A pair of highly polished men’s black dress shoes sit atop a table shaped like something out of the 1930s. It could be the opening shot of an old Fred Astaire movie. Except for the fact that these particular items happen to be under a homemade tarp roof that is lined with literally hundreds of suspended coffee mugs. And they are scrunched in among vast stacks of used appliances, golf paraphernalia, horseshoes, assorted kitchenware, stuffed animals and plastic toys, glassware, wooden doors, hardware and a myriad of other types of items in every direction, everywhere you turn.


There are also bags of fresh boiled peanuts and a cooler of ice-crusted soft drinks nearby. And this is just within a few feet of the entrance. Well, one of the entrances.


There doesn’t seem to be any correct way to enter Irvin Summers’ Giant Garage Sales & Flea Market, a prominent staple forming one of the five corners known as “Six Points” on one leg of Trolley Line Road, just on the outer edge of Aiken (try as I might, I could not find the sixth point).


I stepped into its deep cavelike coolness and was greeted almost immediately and most cordially by Irv himself. He was seated on a faded maroon office chair at the side of one of the main aisles. There is a chair next to his awaiting visitors who might want to sit and chat. Quite a few do. They ask about his wife’s health and how business is doing and talk about the projects they’ve come to complete with something they’re sure they’ll find somewhere within his collections – this maze of castoffs and treasures waiting to be found again.


Irv typically can take you right to the area where you are most likely to find what you’re after. Or, he can also sense when you’re there to just prowl a bit and discover something all on your own. Not much carries a price tag. You and Irv work that out together. And it’s Irv’s personal policy that if it’s something you really need, you won’t leave without it. It’s his commitment to the community, he says.


I was looking for a small bookcase. So Irv took me to the furniture section – a separate but adjoining building. I got sidetracked on the way with old window panes and wooden ladders, stacks of tires and grocery store carts. He told me how he had gotten started in this business at auctions and buyouts some 25 to 30 years ago. It had grown and been moved to this location, and now he says he doesn’t even have to go out to replenish his stock of items – people bring things right to his various doors. It’s probably a fair bet that they’re bought at about the same price for which they’re sold. Irv seems to be content just serving as a conduit between sellers and buyers.


I was a bit surprised by the number of families and children among the customers. And I seemed to be the only newcomer. Everyone else knew where to find the movies or the plumbing parts, the old lamps and the wicker baskets.


Once again, I became sidetracked – this time with an intriguing tin contraption called a “Dog-O-Matic” and a hand-painted sign stating that “snowflakes are kisses from heaven.”


The centerpiece of the entire property, however, has got to be the 20-foot high pile of old bicycles, shaped and lighted like a Christmas tree. I meant to ask Irv about this.

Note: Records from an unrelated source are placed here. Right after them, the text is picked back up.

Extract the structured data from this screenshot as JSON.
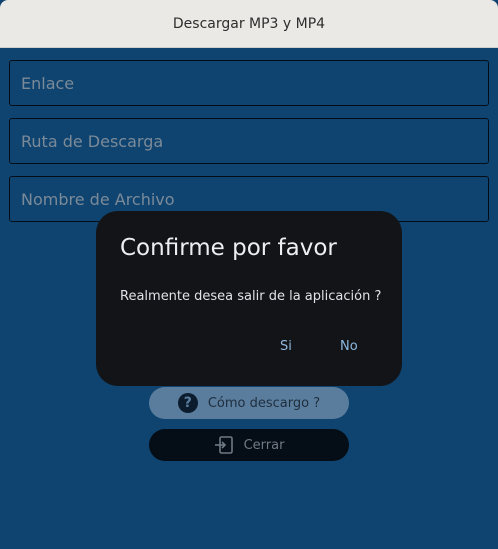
{
  "window": {
    "title": "Descargar MP3 y MP4"
  },
  "form": {
    "link_placeholder": "Enlace",
    "path_placeholder": "Ruta de Descarga",
    "filename_placeholder": "Nombre de Archivo"
  },
  "buttons": {
    "help_label": "Cómo descargo ?",
    "close_label": "Cerrar"
  },
  "dialog": {
    "title": "Confirme por favor",
    "message": "Realmente desea salir de la aplicación ?",
    "yes_label": "Si",
    "no_label": "No"
  },
  "icons": {
    "help": "question-circle-icon",
    "close": "exit-icon"
  },
  "colors": {
    "background": "#0f4470",
    "dialog_bg": "#121417",
    "accent": "#8fb8e0"
  }
}
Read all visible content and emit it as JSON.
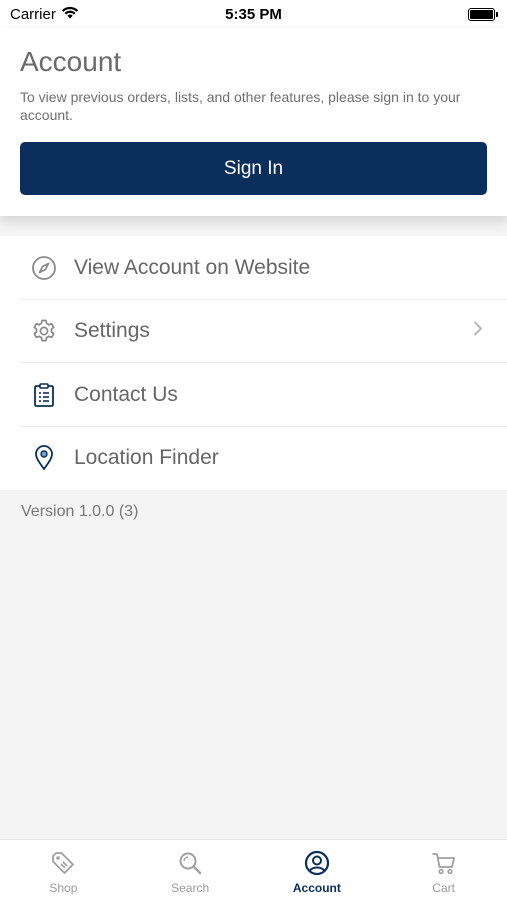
{
  "status_bar": {
    "carrier": "Carrier",
    "time": "5:35 PM",
    "wifi_icon": "wifi-icon",
    "battery_icon": "battery-icon"
  },
  "header": {
    "title": "Account",
    "subtitle": "To view previous orders, lists, and other features, please sign in to your account.",
    "sign_in_label": "Sign In"
  },
  "menu": {
    "items": [
      {
        "label": "View Account on Website",
        "icon": "compass-icon"
      },
      {
        "label": "Settings",
        "icon": "gear-icon",
        "chevron": "chevron-right-icon"
      },
      {
        "label": "Contact Us",
        "icon": "clipboard-icon"
      },
      {
        "label": "Location Finder",
        "icon": "location-pin-icon"
      }
    ]
  },
  "version": "Version 1.0.0 (3)",
  "tab_bar": {
    "tabs": [
      {
        "label": "Shop",
        "icon": "tag-icon",
        "active": false
      },
      {
        "label": "Search",
        "icon": "search-icon",
        "active": false
      },
      {
        "label": "Account",
        "icon": "account-icon",
        "active": true
      },
      {
        "label": "Cart",
        "icon": "cart-icon",
        "active": false
      }
    ]
  },
  "colors": {
    "brand_navy": "#0a2f5c",
    "icon_gray": "#8a8a8a",
    "background": "#f4f4f4"
  }
}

But he was busy with another customer by then – a family completing a craft project and there to collect pieces to add to it. So I wandered off to explore the old books and movies section.


By the time I left, I had found my own treasure – not the bookcase I had been seeking, but something infinitely more fun: an old pool table scorekeeper made up of wooded spools and numbers on a long hanging wire. “What are you going to do with it?” Irv wanted to know. “I have no idea,” I responded truthfully. “But you will come back, I hope,” he said as he escorted me to an exit. “Absolutely,” I responded equally truthfully.


After all, who doesn’t want to walk down cool paths of memories around islands piled high with possibilities? Where else can you find Fred Astaire dance shoes, kisses from heaven, and a dog-o-matic?


Marti Healy is a local writer.


Marti Healy is a local writer and author of the books “The God-Dog Connection,” “The Rhythm of Selby,” “The Secret Child,” and a collection of her columns: “Yes, Barbara, There is an Aiken.”